There are few things that the sweet, playful nature of a dog or calm, tempered nature of a cat can’t fix. According to the 2019-20 National Pet Owners survey, sixty-seven percent of U.S. households own a pet. A majority of Americans have a soft spot for furry companions.
With our historied connection to these creatures, it’s no wonder that studies have shown the positive effects of therapy animals on people dealing with life-limiting illnesses. Animal-assisted therapy is a type of treatment that works in conjunction with other medicines and therapies doctors use to treat patients with physical or mental disorders.
In a hospice setting, therapy animals can help improve a patient’s quality of life. Keep reading to see if a therapy animal is suitable for your loved one in hospice care.
Therapy Animals: What is Animal-Assisted Therapy?
Animal-assisted therapy (AAT) is a form of treatment for physical and mental illness that utilizes the bond between humans and animals. This bond with animals and other forms of life in nature is known as biophilia therapy.
Every session is different. Therapy animals serve a need depending on the condition of the patient. Most AAT involves physical contact with the animal, like petting or holding, throughout the session. For some, spending an hour petting an animal can be greatly beneficial as its calm nature promotes comfort and security for the patient.
Other parts of AAT can include feeding, grooming and speaking to the animal.
The format of these appointments varies by handler or trainer the hospice patient will work with during their therapy. Some facilities prefer structured, formulaic visits like this study, which divided the session into four distinct phases. Other AAT sessions are casual, allowing the patient more flexibility with their therapy animal.

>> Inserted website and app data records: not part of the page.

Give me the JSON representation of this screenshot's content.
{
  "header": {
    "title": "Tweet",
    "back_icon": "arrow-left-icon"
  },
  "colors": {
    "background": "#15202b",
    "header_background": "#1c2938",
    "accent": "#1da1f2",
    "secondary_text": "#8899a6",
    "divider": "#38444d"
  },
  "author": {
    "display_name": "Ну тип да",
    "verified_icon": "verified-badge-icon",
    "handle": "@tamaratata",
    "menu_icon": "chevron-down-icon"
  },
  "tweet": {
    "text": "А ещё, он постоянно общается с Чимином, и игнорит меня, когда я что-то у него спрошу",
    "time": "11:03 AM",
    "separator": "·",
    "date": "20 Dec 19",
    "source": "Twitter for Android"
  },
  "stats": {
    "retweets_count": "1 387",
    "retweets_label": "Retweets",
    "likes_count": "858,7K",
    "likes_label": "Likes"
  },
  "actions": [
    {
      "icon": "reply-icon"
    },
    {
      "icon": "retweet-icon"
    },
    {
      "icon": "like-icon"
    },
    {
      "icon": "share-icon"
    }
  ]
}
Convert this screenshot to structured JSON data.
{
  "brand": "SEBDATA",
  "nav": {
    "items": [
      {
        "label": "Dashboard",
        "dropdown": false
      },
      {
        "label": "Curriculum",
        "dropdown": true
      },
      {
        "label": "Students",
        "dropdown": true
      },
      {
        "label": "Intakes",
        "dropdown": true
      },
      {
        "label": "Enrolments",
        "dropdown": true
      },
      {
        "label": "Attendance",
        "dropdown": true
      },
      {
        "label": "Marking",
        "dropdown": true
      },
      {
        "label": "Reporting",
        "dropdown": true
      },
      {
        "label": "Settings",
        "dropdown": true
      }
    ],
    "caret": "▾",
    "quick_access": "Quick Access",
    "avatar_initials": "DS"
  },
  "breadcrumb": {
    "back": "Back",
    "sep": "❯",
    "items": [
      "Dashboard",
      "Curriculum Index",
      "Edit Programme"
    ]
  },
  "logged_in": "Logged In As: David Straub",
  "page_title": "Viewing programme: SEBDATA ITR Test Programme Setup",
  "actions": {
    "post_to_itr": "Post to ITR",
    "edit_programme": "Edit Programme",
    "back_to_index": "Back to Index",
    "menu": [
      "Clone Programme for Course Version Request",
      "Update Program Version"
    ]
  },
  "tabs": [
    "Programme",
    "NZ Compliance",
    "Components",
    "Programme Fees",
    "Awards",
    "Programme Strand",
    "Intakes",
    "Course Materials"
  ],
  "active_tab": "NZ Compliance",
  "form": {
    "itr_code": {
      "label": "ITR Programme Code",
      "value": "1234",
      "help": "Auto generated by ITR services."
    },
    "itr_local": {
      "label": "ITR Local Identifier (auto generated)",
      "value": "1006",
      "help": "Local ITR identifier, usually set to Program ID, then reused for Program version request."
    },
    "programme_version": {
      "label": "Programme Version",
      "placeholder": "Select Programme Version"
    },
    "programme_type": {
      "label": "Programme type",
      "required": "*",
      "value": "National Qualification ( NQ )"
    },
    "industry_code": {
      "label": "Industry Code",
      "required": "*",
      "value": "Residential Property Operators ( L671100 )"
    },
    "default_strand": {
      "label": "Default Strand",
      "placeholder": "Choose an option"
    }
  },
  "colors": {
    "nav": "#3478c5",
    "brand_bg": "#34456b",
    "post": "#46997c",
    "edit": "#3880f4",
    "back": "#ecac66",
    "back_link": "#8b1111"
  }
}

Hospice Pet Therapy Programs: What Are the Benefits?
The benefits of animal-assisted therapy and emotional support animals are two-fold. Hospice pet therapy programs can help with the physical and mental symptoms of a terminal illness.
Therapy Animals for Physical Symptoms
Animal-assisted therapy has shown to help deal with physical symptoms of ailments like:
- High blood pressure
- Loss of motor-function
Due to their mood-boosting characteristics, therapy animals can help alleviate some of the physical aspects of a hospice patient’s ailment. Some studies showed that oxytocin, a hormone that creates feelings of trust and empathy, levels rose in some participants whenever they were given an opportunity to pet a dog for just 30 minutes.
Therapy Animals for Mental Symptoms
Therapy pets can also help hospice patients with some of the mental strain of end-of-life. Some of the symptoms that AAT can reduce:
- Stress, fear, worry
- Anti-social behavior
Hospice dogs and other therapy animals can offer much-needed stimulation and support for those undergoing the struggles of a terminal illness.
One of our very own Seasons Hospice Registered Nurses brings in her therapy mastiff to help patients deal with end-of-life emotional distresses.
Two Considerations Before Getting Hospice Dogs or Other Therapy Animals
Before starting AAT, there are two factors that you need to consider: allergies and apprehension to animals.
- Allergies: If your loved one is allergic to dogs, cats or other therapy animals, it’s best to steer clear of these interactions. An allergic reaction isn’t helpful for anyone.
- Fear or apprehension toward animals: If your loved one fears the therapy animal or is apprehensive towards animals, you should look at other forms of therapy. Animal-assisted therapy should only be used to comfort those who don’t feel well, not as a phobia treatment.
Whenever your loved one is facing a terminal illness, don’t take on the burden alone. Contact Seasons Hospice of Tulsa to see how our top-rated staff can give your loved one the excellent care they deserve.